Trayvon Martin Verdict: Don't Tell Black People Not to "Riot"
A demonstrator holds a sign with the likeness of Trayvon Martin while protesting in front of the Seminole County Criminal Justice Center where a jury is deliberating in the trial of George Zimmerman on July 13, 2013 in Sanford, Florida.
Stay up to date with the latest headlines via email.
Yesterday, six women in the state of Florida, five of them white, made clear that the inherent value of Black life and Black personhood is legally indefensible.
The legal sanctioning of George Zimmerman’s murder of Trayvon Martin gives veracity to an argument that Chief Justice Roger B. Taney made in 1857: A Black person has “no rights which a white man is bound to respect.”

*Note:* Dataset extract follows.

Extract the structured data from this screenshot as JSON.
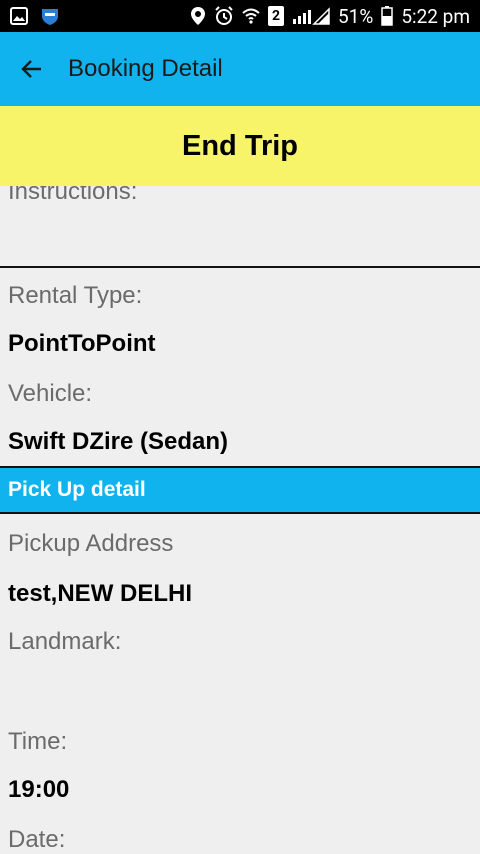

No, George Zimmerman is not white. But his assumptions about Black men are rooted in the foundational assumptions of white supremacy and his treatment by the justice system have conferred upon him privileges usually reserved for white men. The malleability of white supremacy for non-Black bodies says something about the singular power and threat of the Black body in this kind of racialized system.
Though much of the mainstream media who have covered this case have convinced themselves that race did not play a role in this trial, a Black kid is dead because being young, Black, and male, and wearing a hoodie in the rain is apparently a crime punishable by death.
When I think of the jury in this case, five of them white women, I am convinced that at a strictly human level, this case came down to whether those white women could actually see Trayvon Martin as somebody’s child, or whether they saw him according to the dictates of Black male criminality.
(I’m fairly sure that Pauli Murray, the famed African-American civil rights attorney and feminist activist who successfully dismantled the all white, all-male jury system in the case of White v. Crook (1966), a decision which made an all female jury possible, is somewhere turning over in her grave.)
Now that we have a verdict, it is clear that they didn’t see a young man who could be their own child, because white women’s sons’ aren’t stalked, profiled, and deemed unworthy of being in middle class neighborhoods. But young Black male criminals are exactly the kind of people that plague the white imagination and spur white flight, gated communities, and heavy policing.
Some will say that I shouldn’t pick on the jurors. They were only working with the evidence they were given. I say there’s enough blame to go around. Certainly the prosecution didn’t do Trayvon any favors.
All these things considered, the verdict is frankly pretty predictable. So, too, then is Black rage.
Unabashed, unchecked white supremacy will always lead to unabashed, unchecked Black rage. Call it the laws of physics.
My rage is made all the more sure by those who are “encouraging” Black people not to “riot.” They urge us to follow and respect the rule of law.
Because of course, it is Black people who need to be reminded of the rules.
Even though it is we who peacefully assembled by the thousands all over the country and marched in order to turn the wheels of due process. And it is we who waited patiently for 15 months for this case to be brought to trial. And it is we who have yet again been played for fools as we waited fervently for justice to be done.
On the other hand, George Zimmerman deputized himself, sought a confrontation, and then became judge, jury, and executioner for a kid who committed no crimes.
To ask Black people to respect the rule of law is an exercise in missing the point, not to mention an insult.
Almost immediately upon hearing the verdict, I was reminded of Ida B. Wells, who penned these words in an 1892 pamphlet entitled Southern Horrors several months after three of her friends were lynched with impunity in Memphis: